Looking Back at the Edgewood Historic District

One neighborhood in Charleston was once home to two state Senators, the mayor of Charleston, and the state auditor, among other prominent members of the capital city. Holding the distinction of the first planned suburb in town, the Edgewood Historic District was developed at the turn of the 20th century. It was and remains so today, a desirable area to reside. On the west side of town, the site is roughly bordered by Somerset Drive, Greendale Drive, Washington Street, and Stonewall Drive.

Before being developed, the area was primarily woodland. With the goal of being a strictly residential community, spacious lots were plotted out. Some of the streets were paved with brick, the streets were tree-lined, with sidewalks installed on both sides of the streets to provide ample area for residents to stroll throughout the neighborhood. Edgewood Drive was the dominant street in the subdivision, with a streetcar rail running along one side. The Edgewood community was the first residential area of Charleston to have streetcar service. A cave beside the streetcar line was converted to a waiting room for passengers, complete with seating and electric lighting.

Edgewood offered city residents an alternative to living in the rapidly expanding and congested downtown area. In the early 1900s, you could purchase a large lot in the Edgewood

community for as much as $10,000. Each lot had natural gas, electricity, and adequate water pressure. It was billed as the ‘showplace of Charleston’ and didn’t disappoint. With all the lots having trees and many having excellent views of the valley, it was a tranquil place to reside.
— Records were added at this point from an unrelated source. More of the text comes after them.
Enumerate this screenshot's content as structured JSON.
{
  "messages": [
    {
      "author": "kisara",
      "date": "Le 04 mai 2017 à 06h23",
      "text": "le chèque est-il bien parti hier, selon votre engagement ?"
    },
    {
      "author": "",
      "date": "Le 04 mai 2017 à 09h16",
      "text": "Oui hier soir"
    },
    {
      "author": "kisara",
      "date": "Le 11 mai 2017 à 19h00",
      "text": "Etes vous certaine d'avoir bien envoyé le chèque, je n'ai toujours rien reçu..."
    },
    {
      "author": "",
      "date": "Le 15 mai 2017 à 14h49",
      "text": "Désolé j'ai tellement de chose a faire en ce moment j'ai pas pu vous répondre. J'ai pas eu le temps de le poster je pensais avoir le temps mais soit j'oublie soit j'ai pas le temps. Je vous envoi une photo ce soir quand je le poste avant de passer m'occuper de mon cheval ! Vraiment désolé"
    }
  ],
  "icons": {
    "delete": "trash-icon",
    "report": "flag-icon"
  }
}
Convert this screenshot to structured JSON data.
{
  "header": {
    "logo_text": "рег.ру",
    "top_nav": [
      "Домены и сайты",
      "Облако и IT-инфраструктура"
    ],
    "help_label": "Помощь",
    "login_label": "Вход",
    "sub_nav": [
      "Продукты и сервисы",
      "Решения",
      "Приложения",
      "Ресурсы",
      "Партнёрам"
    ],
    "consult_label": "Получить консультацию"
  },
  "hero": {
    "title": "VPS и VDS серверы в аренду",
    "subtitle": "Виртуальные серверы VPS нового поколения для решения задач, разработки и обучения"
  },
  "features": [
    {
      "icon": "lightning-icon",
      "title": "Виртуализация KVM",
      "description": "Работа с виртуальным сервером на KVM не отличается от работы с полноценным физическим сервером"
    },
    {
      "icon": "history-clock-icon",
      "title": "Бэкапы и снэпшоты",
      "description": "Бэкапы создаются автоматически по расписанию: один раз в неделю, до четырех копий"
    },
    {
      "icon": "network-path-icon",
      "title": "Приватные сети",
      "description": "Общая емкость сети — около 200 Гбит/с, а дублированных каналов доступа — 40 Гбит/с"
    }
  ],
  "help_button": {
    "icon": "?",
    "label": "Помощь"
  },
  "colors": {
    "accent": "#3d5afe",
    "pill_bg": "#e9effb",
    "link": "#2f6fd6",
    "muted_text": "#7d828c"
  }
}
While all the homes built in Edgewood were stately, the architectural styles were eclectic and included Late Victorian, Greek Revival, Bungalow, Craftsman, Tudor, and Spanish Colonial. One was patterned after a Frank Lloyd Wright home in Switzerland. A unifying theme to all the houses was their fine craftsmanship. Intricate woodwork, beveled glass windows, and quarters-sawn oak floor grace the interiors while the exteriors showed off the work of Italian stonemasons and elaborate brickwork. In 1907, the Guthrie House at 849 Edgewood Drive was the first home built in the new subdivision. August Guthrie, vice-president of the Edgewood Land Company, was said to have chosen that plot of land because ‘it was a peaceful and secluded place to bring up his children.’

Although the area was intended to be strictly residential, in 1907, Edgewood Country Club was opened near the top of Edgewood Drive, with a clubhouse, golf course, and tennis courts. The only other commercial concern was the small Edgewood Park, which opened in 1906. The attractions consisted of a penny arcade, a small zoo, a skating rink, and a carousel. One night, following an altercation in which one person was shot and killed, Edgewood Park caught fire and burnt to the ground. Shortly after, in 1912, Luna Park, a massive park in comparison, was built adjacent to the Edgewood district.

Today, the Edgewood Historic District retains a feeling of being set apart from the busyness of the downtown areas of Charleston. Now, the Edgewood Historic District’s rural feel has given over to block after block of neighboring residences. But, the quiet neighborhood’s rolling hills, expansive lawns, and the scenic views of Charleston remain the same as the planners intended a century ago.

Next month, Looking Back visits
Charleston’s iconic Blossom Dairy.

Squires’ new book Look Back at Charleston is a compilation of 24 essays and color photos from her column and is available on Amazon. Visit www.mlynne.com.

Presented by: Sodaro’s Electronics
304 W. Washington St.